--- START ---
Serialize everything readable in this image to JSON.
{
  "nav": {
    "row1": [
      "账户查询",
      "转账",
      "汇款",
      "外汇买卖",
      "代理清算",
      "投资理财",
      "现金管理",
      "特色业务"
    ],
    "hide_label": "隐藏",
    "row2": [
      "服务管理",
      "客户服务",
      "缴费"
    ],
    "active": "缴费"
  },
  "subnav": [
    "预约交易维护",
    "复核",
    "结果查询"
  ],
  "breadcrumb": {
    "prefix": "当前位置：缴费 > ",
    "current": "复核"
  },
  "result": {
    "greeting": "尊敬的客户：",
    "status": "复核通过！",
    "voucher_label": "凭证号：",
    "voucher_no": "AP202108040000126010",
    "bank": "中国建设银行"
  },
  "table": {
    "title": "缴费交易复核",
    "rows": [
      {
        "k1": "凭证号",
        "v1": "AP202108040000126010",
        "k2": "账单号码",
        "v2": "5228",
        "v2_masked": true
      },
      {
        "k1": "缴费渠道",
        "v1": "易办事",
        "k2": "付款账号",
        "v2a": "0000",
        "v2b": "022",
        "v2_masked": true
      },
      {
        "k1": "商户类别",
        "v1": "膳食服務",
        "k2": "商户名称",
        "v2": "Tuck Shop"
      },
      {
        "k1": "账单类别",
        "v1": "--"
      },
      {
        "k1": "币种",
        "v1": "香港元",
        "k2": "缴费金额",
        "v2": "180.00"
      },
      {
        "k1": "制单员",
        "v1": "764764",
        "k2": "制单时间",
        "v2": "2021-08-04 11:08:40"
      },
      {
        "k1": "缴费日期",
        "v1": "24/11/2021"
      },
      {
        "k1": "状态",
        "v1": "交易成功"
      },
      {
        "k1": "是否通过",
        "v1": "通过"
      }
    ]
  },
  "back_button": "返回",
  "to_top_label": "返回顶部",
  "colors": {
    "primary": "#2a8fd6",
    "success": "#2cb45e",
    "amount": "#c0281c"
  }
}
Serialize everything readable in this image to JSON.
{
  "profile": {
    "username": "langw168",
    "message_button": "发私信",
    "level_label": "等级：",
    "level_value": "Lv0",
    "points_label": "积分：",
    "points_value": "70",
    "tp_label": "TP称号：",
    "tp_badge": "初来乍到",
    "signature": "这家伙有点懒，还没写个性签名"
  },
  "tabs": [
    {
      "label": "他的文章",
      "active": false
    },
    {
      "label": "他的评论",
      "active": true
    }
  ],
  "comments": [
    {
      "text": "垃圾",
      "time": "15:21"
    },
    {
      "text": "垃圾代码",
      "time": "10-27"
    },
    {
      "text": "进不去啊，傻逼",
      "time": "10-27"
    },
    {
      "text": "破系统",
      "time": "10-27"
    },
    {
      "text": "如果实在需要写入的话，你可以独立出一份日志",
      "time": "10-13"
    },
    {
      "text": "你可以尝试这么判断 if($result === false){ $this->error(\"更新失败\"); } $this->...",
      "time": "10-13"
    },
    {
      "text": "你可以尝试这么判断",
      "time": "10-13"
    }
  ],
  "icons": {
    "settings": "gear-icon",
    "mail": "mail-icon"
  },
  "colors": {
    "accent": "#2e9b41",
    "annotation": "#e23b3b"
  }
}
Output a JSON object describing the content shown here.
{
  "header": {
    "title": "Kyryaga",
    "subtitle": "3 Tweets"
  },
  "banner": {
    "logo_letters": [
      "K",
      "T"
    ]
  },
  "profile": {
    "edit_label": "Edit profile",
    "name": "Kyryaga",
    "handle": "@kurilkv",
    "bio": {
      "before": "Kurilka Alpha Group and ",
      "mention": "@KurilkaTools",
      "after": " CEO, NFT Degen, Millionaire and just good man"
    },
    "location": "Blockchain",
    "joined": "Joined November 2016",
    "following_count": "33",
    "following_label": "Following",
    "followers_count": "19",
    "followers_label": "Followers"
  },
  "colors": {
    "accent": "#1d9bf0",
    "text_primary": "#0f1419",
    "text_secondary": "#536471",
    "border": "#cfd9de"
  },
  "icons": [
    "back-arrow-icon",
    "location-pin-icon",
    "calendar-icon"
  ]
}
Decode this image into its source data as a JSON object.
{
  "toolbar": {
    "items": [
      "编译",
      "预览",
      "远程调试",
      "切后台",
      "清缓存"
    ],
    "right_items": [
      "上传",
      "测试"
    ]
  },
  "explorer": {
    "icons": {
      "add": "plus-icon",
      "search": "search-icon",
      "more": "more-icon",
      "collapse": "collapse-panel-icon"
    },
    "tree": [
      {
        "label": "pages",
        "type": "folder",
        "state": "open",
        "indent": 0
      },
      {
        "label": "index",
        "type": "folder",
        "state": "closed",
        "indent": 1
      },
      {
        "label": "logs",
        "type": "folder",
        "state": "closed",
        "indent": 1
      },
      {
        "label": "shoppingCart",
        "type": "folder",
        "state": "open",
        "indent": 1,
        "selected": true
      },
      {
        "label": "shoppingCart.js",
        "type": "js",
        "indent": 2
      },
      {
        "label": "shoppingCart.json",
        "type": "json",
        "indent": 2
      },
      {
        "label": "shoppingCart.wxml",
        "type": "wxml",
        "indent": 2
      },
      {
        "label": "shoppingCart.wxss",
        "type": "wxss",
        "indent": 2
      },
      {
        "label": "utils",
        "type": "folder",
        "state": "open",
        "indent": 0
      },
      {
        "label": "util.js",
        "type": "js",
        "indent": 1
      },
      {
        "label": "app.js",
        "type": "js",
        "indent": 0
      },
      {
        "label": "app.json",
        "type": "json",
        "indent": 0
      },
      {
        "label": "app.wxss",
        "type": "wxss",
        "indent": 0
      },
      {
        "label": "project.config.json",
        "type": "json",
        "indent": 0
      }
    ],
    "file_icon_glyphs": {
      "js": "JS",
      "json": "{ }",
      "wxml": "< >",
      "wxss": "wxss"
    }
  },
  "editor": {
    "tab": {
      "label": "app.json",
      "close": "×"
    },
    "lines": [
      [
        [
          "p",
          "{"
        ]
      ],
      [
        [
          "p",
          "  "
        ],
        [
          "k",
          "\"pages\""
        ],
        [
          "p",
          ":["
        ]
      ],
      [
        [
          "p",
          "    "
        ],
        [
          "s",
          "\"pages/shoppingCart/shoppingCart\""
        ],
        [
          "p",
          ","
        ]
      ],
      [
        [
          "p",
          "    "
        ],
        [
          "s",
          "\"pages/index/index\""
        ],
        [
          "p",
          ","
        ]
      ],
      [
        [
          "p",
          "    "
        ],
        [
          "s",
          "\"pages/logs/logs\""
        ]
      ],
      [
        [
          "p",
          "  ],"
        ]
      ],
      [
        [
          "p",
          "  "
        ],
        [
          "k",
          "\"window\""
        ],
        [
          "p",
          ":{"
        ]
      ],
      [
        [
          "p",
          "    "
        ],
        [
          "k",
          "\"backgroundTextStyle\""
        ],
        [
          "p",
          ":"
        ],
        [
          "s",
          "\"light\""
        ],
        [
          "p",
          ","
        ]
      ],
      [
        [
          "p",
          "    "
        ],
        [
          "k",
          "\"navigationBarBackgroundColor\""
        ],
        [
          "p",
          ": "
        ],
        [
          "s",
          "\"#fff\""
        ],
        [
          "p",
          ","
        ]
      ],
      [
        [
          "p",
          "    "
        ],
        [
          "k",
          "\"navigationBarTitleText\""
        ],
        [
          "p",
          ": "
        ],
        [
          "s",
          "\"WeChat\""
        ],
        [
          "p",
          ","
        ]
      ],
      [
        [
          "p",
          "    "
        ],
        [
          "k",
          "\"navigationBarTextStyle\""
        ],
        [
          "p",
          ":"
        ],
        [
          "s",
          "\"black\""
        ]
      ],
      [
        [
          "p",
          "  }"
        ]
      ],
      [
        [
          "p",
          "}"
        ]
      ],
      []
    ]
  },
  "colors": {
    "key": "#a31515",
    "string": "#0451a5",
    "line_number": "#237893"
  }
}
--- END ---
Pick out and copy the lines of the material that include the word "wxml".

» **Exercise answer**
        "label": "shoppingCart.wxml",
        "type": "wxml",
      "wxml": "< >",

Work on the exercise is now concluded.